Trump said that he had previously prepared “an agreement for the three parties (Egypt, Sudan and Ethiopia) regarding the dam, but unfortunately Ethiopia violated the agreement, which is something it should not have done. It was a big mistake” by Ethiopia.
Trump indicated that the agreement “has been negotiated for five years or more, and Ethiopia was ready to sign it, but it violated it, which is not good.”
He stressed that Washington had stopped “paying a lot of aid” to Ethiopia because of its rejection of the agreement, noting that Addis Ababa “will never see that money until we hear about reaching an agreement.”
The Ethiopian Foreign Ministry spokesman, Dina Mufti, said last August that America’s pressure “does nothing but harm the course of the tripartite negotiations.”
Mufti pointed out that Ethiopia “has always been consistent in its messages regarding its bilateral relationship with the United States,” but stressed that “America’s pressure on the GERD agreement harms relations between the two countries,” stressing that “there are no pressures capable of disrupting construction.”

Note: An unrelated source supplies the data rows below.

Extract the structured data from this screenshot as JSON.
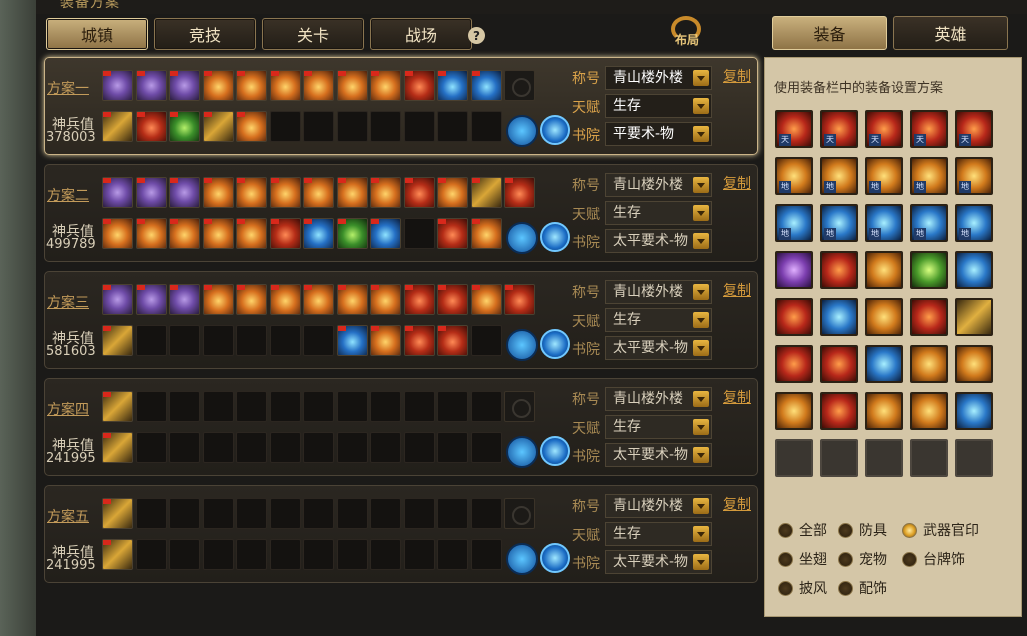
{
  "header": {
    "title_fragment": "装备方案",
    "help_glyph": "?",
    "layout_label": "布局"
  },
  "nav": {
    "tabs": [
      {
        "label": "城镇"
      },
      {
        "label": "竞技"
      },
      {
        "label": "关卡"
      },
      {
        "label": "战场"
      }
    ]
  },
  "right_tabs": [
    {
      "label": "装备"
    },
    {
      "label": "英雄"
    }
  ],
  "plans": [
    {
      "name": "方案一",
      "value_label": "神兵值",
      "value": "378003",
      "title_label": "称号",
      "title_value": "青山楼外楼",
      "talent_label": "天赋",
      "talent_value": "生存",
      "academy_label": "书院",
      "academy_value": "平要术-物",
      "copy": "复制"
    },
    {
      "name": "方案二",
      "value_label": "神兵值",
      "value": "499789",
      "title_label": "称号",
      "title_value": "青山楼外楼",
      "talent_label": "天赋",
      "talent_value": "生存",
      "academy_label": "书院",
      "academy_value": "太平要术-物",
      "copy": "复制"
    },
    {
      "name": "方案三",
      "value_label": "神兵值",
      "value": "581603",
      "title_label": "称号",
      "title_value": "青山楼外楼",
      "talent_label": "天赋",
      "talent_value": "生存",
      "academy_label": "书院",
      "academy_value": "太平要术-物",
      "copy": "复制"
    },
    {
      "name": "方案四",
      "value_label": "神兵值",
      "value": "241995",
      "title_label": "称号",
      "title_value": "青山楼外楼",
      "talent_label": "天赋",
      "talent_value": "生存",
      "academy_label": "书院",
      "academy_value": "太平要术-物",
      "copy": "复制"
    },
    {
      "name": "方案五",
      "value_label": "神兵值",
      "value": "241995",
      "title_label": "称号",
      "title_value": "青山楼外楼",
      "talent_label": "天赋",
      "talent_value": "生存",
      "academy_label": "书院",
      "academy_value": "太平要术-物",
      "copy": "复制"
    }
  ],
  "equip_panel": {
    "instruction": "使用装备栏中的装备设置方案",
    "badges": {
      "tian": "天",
      "di": "地"
    }
  },
  "filters": [
    {
      "label": "全部",
      "checked": false
    },
    {
      "label": "防具",
      "checked": false
    },
    {
      "label": "武器官印",
      "checked": true
    },
    {
      "label": "坐翅",
      "checked": false
    },
    {
      "label": "宠物",
      "checked": false
    },
    {
      "label": "台牌饰",
      "checked": false
    },
    {
      "label": "披风",
      "checked": false
    },
    {
      "label": "配饰",
      "checked": false
    }
  ]
}
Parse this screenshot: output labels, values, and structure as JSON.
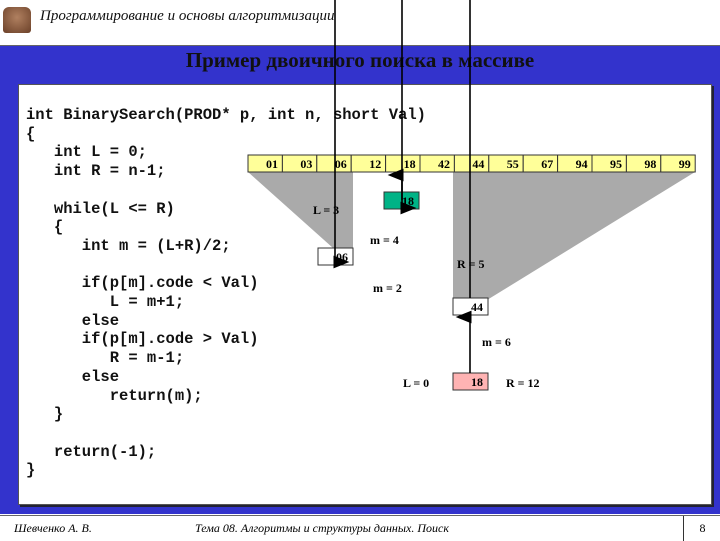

Last September, the United States announced the suspension of part of its financial aid to Ethiopia temporarily, in response to Addis Ababa’s decision to start filling the dam before reaching an agreement.
The United States sought to end the dispute last year when it sponsored trilateral negotiations in Washington, but Addis Ababa, which agreed to the US draft agreement, withdrew from the last round of negotiations before the formal signing of the agreement.
Then the negotiations started under the auspices of the African Union months ago, but the three countries were unable to reach a final draft agreement, and thus the negotiations stalled again